Shawnee Love •
January 29, 2015
A great total rewards statement conveys the benefits and value of your unique mix of offerings to your employees. Here is how to create your Total Rewards Statement in 4 steps:
First and foremost, plan out what you want the statement to say. Carefully consider all of the benefits, perks, incentives, bonuses, and intangibles your organization offers to employees and decide which you are going to showcase in this document and how best to do it. Consider order, length of the letter, wordiness, etc. when deciding what to do.
Important: Don’t plan to highlight something the employee is legally entitled to. E.g., No one is going to be excited about a harassment free workplace or accurate pay unless you didn’t have those things before (I don’t know too many companies willing to admit that in writing though).
Then, design the statement to be personalized and reader friendly. Think about the letter from the reader’s perspective. Make it easy to read with large font, pictures and/or graphs, and ensure it is well organized and laid out. Choose language that is easy to understand and avoid jargon and acronyms at all cost.
Take great pains to ensure you are deadly accurate for each and every employee. A single mistake erodes the credibility of the statement and undermines the perceived value not only of the statement but of the entire package you offer. This is one area where the devil is 100% in the details.
These 3 steps will give you a solid reward statement.
However, to make your reward statement have real influence, take the time to showcase what all those “rewards” actually mean, i.e., provide context.
For example, if one of your intangible rewards is that people get to work for a company that cares about its community, then note how much time or money you donated to the community and what if anything was accomplished as a result. Did you pay for a team’s jerseys, or build a home? Perhaps put your community involvement in its own section on the rewards statement and identify each contribution you made over the year, or simply highlight a single success story. Take the opportunity to point out what your company does because while reward statements are supposed to point out all the rewards for an individual employee, that doesn’t have to exclude the rewards they share in like a great culture, community involvement, excellent company reputation, top tier talent, etc.
This kind of self promotion is hard for some owners, but on the other hand, if you don’t point out what people get for working with you, how can you expect them to know? You don’t have to brag, but you should provide information. One trick I use is to consider these reward statements as Retention Statements– or “Reasons to Stay with Company XYZ“.

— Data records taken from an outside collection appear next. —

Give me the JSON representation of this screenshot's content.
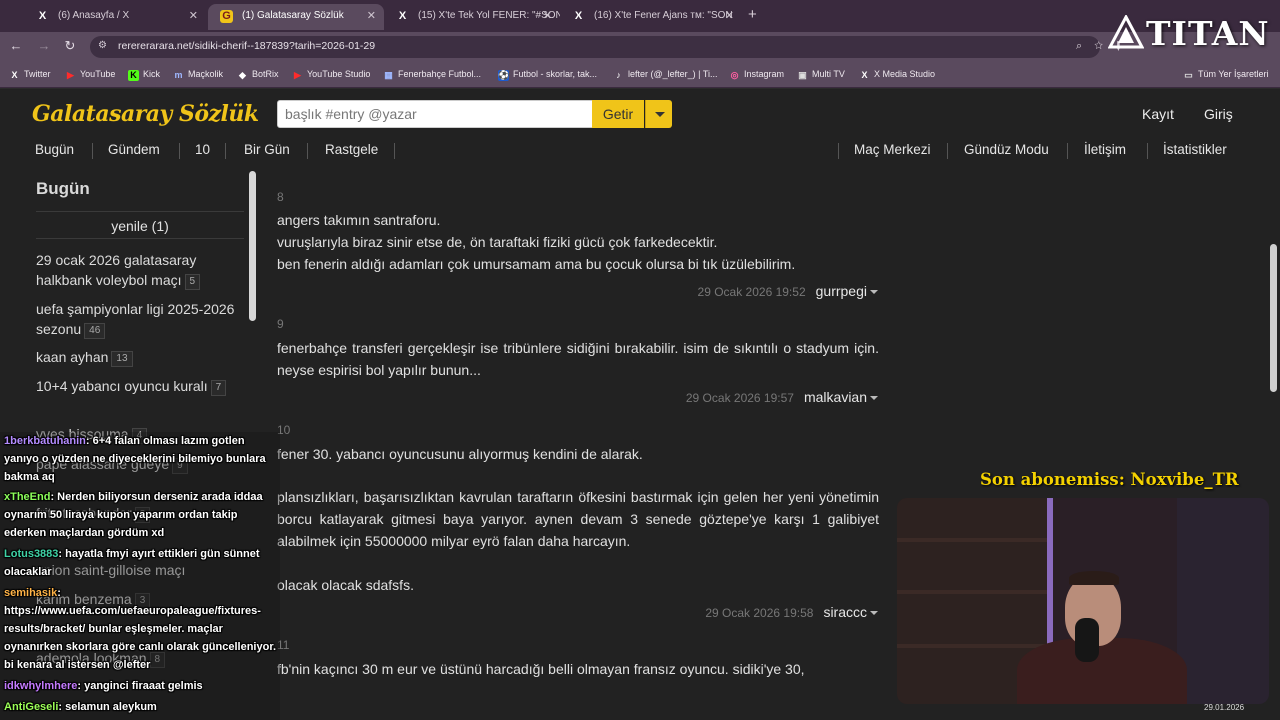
{
  "browser": {
    "tabs": [
      {
        "title": "(6) Anasayfa / X",
        "icon": "X",
        "close": "✕"
      },
      {
        "title": "(1) Galatasaray Sözlük",
        "icon": "G",
        "close": "✕"
      },
      {
        "title": "(15) X'te Tek Yol FENER: \"#SON",
        "icon": "X",
        "close": "✕"
      },
      {
        "title": "(16) X'te Fener Ajans ᴛᴍ: \"SON",
        "icon": "X",
        "close": "✕"
      }
    ],
    "new_tab": "+",
    "url": "rerererarara.net/sidiki-cherif--187839?tarih=2026-01-29",
    "bookmarks": [
      {
        "label": "Twitter",
        "icon": "X"
      },
      {
        "label": "YouTube",
        "icon": "▶"
      },
      {
        "label": "Kick",
        "icon": "K"
      },
      {
        "label": "Maçkolik",
        "icon": "m"
      },
      {
        "label": "BotRix",
        "icon": "◆"
      },
      {
        "label": "YouTube Studio",
        "icon": "▶"
      },
      {
        "label": "Fenerbahçe Futbol...",
        "icon": "▦"
      },
      {
        "label": "Futbol - skorlar, tak...",
        "icon": "⚽"
      },
      {
        "label": "lefter (@_lefter_) | Ti...",
        "icon": "♪"
      },
      {
        "label": "Instagram",
        "icon": "◎"
      },
      {
        "label": "Multi TV",
        "icon": "▣"
      },
      {
        "label": "X Media Studio",
        "icon": "X"
      }
    ],
    "all_bookmarks": "Tüm Yer İşaretleri",
    "colors": {
      "tabbar": "#3a2a3e",
      "toolbar": "#5a4a5e"
    }
  },
  "site": {
    "logo": "Galatasaray Sözlük",
    "search_placeholder": "başlık #entry @yazar",
    "search_button": "Getir",
    "register": "Kayıt",
    "login": "Giriş",
    "nav_left": [
      "Bugün",
      "Gündem",
      "10",
      "Bir Gün",
      "Rastgele"
    ],
    "nav_right": [
      "Maç Merkezi",
      "Gündüz Modu",
      "İletişim",
      "İstatistikler"
    ],
    "accent_color": "#f0c419"
  },
  "sidebar": {
    "title": "Bugün",
    "refresh": "yenile (1)",
    "items": [
      {
        "label": "29 ocak 2026 galatasaray halkbank voleybol maçı",
        "count": "5"
      },
      {
        "label": "uefa şampiyonlar ligi 2025-2026 sezonu",
        "count": "46"
      },
      {
        "label": "kaan ayhan",
        "count": "13"
      },
      {
        "label": "10+4 yabancı oyuncu kuralı",
        "count": "7"
      },
      {
        "label": "yves bissouma",
        "count": "4"
      },
      {
        "label": "pape alassane gueye",
        "count": "9"
      },
      {
        "label": "fritz tassbender",
        "count": "3"
      },
      {
        "label": "union saint-gilloise maçı",
        "count": ""
      },
      {
        "label": "karim benzema",
        "count": "3"
      },
      {
        "label": "ademola lookman",
        "count": "8"
      }
    ]
  },
  "entries": [
    {
      "number": "8",
      "paragraphs": [
        "angers takımın santraforu.\nvuruşlarıyla biraz sinir etse de, ön taraftaki fiziki gücü çok farkedecektir.\nben fenerin aldığı adamları çok umursamam ama bu çocuk olursa bi tık üzülebilirim."
      ],
      "date": "29 Ocak 2026 19:52",
      "author": "gurrpegi"
    },
    {
      "number": "9",
      "paragraphs": [
        "fenerbahçe transferi gerçekleşir ise tribünlere sidiğini bırakabilir. isim de sıkıntılı o stadyum için. neyse espirisi bol yapılır bunun..."
      ],
      "date": "29 Ocak 2026 19:57",
      "author": "malkavian"
    },
    {
      "number": "10",
      "paragraphs": [
        "fener 30. yabancı oyuncusunu alıyormuş kendini de alarak.",
        "plansızlıkları, başarısızlıktan kavrulan taraftarın öfkesini bastırmak için gelen her yeni yönetimin borcu katlayarak gitmesi baya yarıyor. aynen devam 3 senede göztepe'ye karşı 1 galibiyet alabilmek için 55000000 milyar eyrö falan daha harcayın.",
        "olacak olacak sdafsfs."
      ],
      "date": "29 Ocak 2026 19:58",
      "author": "siraccc"
    },
    {
      "number": "11",
      "paragraphs": [
        "fb'nin kaçıncı 30 m eur ve üstünü harcadığı belli olmayan fransız oyuncu. sidiki'ye 30,"
      ],
      "date": "",
      "author": ""
    }
  ],
  "stream": {
    "chat": [
      {
        "user": "1berkbatuhanin",
        "text": ": 6+4 falan olması lazım gotlen yanıyo o yüzden ne diyeceklerini bilemiyo bunlara bakma aq",
        "color": "#b48cff"
      },
      {
        "user": "xTheEnd",
        "text": ": Nerden biliyorsun derseniz arada iddaa oynarım 50 liraya kupon yaparım ordan takip ederken maçlardan gördüm xd",
        "color": "#8cff5a"
      },
      {
        "user": "Lotus3883",
        "text": ": hayatla fmyi ayırt ettikleri gün sünnet olacaklar",
        "color": "#3fd3a6"
      },
      {
        "user": "semihasik",
        "text": ": https://www.uefa.com/uefaeuropaleague/fixtures-results/bracket/ bunlar eşleşmeler. maçlar oynanırken skorlara göre canlı olarak güncelleniyor. bi kenara al istersen @lefter",
        "color": "#ffb347"
      },
      {
        "user": "idkwhylmhere",
        "text": ": yanginci firaaat gelmis",
        "color": "#c57bff"
      },
      {
        "user": "AntiGeseli",
        "text": ": selamun aleykum",
        "color": "#9cff57"
      }
    ],
    "sub_banner": "Son abonemiss: Noxvibe_TR",
    "brand": "TITAN",
    "taskbar_date": "29.01.2026"
  }
}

I find this simple repositioning will open up the field of content for those letters dramatically. Of course, for this type of letter to be effective, you need to really understand why your employees stay with you. But then, you really need to know that anyway.
Good luck with your total rewards statements, or should I say Retention Statements. T4 season is a great time to be doing them.